• _Task objective_
Scan the data for "Czapka" and copy the lines it appears in.

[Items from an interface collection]
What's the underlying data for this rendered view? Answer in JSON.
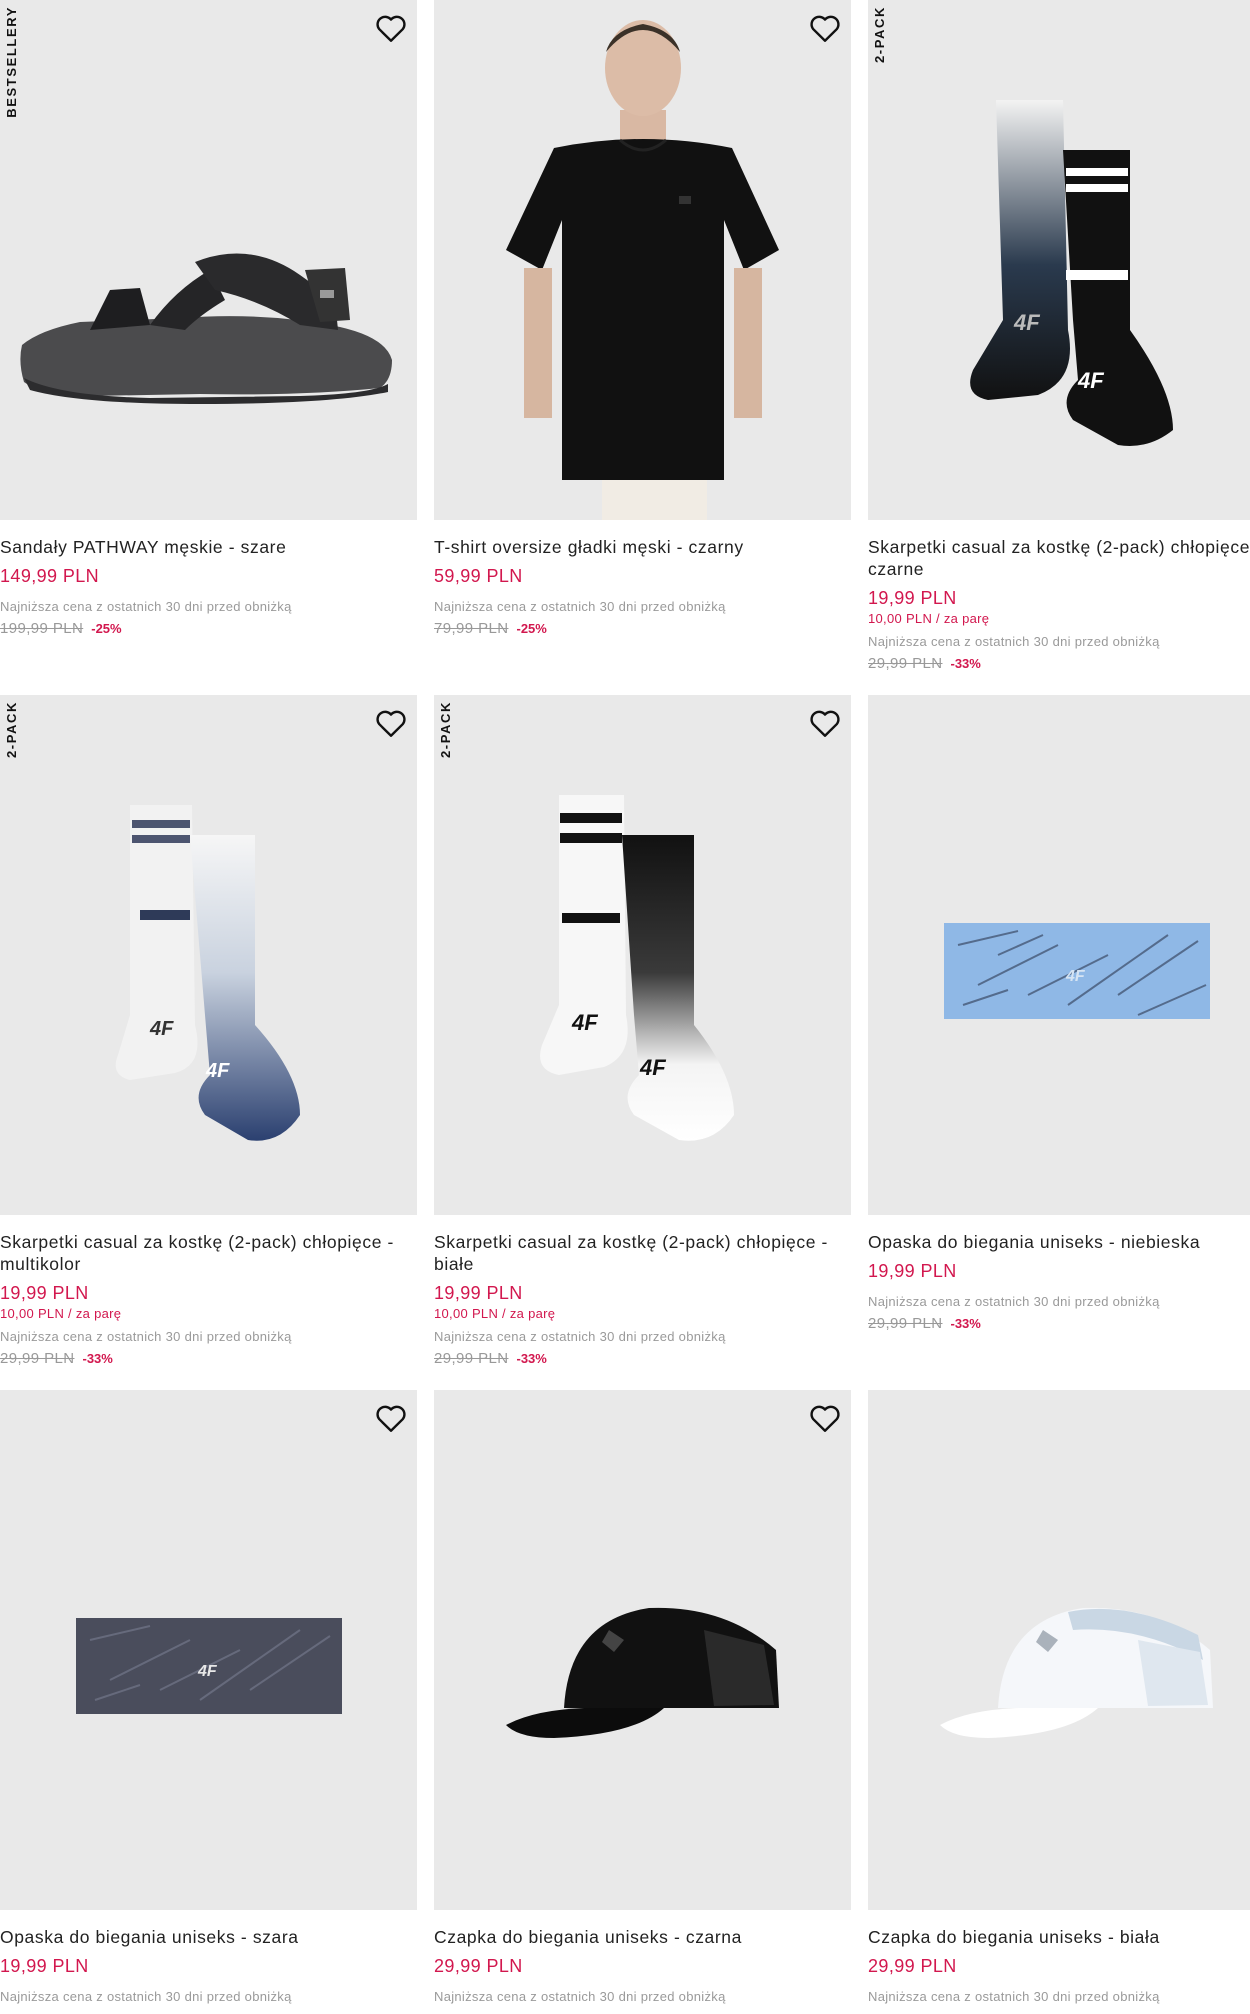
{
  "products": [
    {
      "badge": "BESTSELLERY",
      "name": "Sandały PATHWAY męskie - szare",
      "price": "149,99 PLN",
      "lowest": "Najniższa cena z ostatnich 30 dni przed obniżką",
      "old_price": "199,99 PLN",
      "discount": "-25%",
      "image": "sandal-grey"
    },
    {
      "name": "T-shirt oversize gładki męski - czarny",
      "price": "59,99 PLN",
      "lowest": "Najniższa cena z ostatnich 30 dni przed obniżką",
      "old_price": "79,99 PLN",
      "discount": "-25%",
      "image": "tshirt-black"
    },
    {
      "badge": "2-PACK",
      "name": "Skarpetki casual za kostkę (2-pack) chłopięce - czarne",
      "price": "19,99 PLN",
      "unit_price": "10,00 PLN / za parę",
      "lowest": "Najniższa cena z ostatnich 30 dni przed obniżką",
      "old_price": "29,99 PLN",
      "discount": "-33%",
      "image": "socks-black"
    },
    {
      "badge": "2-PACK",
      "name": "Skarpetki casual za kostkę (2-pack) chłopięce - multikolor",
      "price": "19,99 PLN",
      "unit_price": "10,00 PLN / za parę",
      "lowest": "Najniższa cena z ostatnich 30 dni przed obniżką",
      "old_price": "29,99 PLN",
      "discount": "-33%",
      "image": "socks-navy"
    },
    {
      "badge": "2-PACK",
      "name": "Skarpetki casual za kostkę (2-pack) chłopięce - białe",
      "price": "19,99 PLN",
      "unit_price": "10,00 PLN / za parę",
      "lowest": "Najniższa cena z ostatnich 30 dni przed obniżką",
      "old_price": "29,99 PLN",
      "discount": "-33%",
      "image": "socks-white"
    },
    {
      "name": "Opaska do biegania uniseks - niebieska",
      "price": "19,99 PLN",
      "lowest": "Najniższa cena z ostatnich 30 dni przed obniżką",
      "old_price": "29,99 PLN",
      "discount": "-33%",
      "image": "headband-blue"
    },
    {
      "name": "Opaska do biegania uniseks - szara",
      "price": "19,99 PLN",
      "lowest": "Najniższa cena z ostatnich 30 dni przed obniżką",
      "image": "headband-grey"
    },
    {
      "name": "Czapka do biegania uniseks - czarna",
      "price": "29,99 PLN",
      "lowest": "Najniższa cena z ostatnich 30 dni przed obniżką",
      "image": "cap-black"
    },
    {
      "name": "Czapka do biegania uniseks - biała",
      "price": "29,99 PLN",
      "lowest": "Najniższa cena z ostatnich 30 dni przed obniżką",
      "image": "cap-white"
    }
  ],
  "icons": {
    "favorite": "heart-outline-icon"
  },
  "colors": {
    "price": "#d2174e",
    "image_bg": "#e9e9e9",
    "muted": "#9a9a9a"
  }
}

• _Finished task_
      "name": "Czapka do biegania uniseks - czarna",
      "name": "Czapka do biegania uniseks - biała",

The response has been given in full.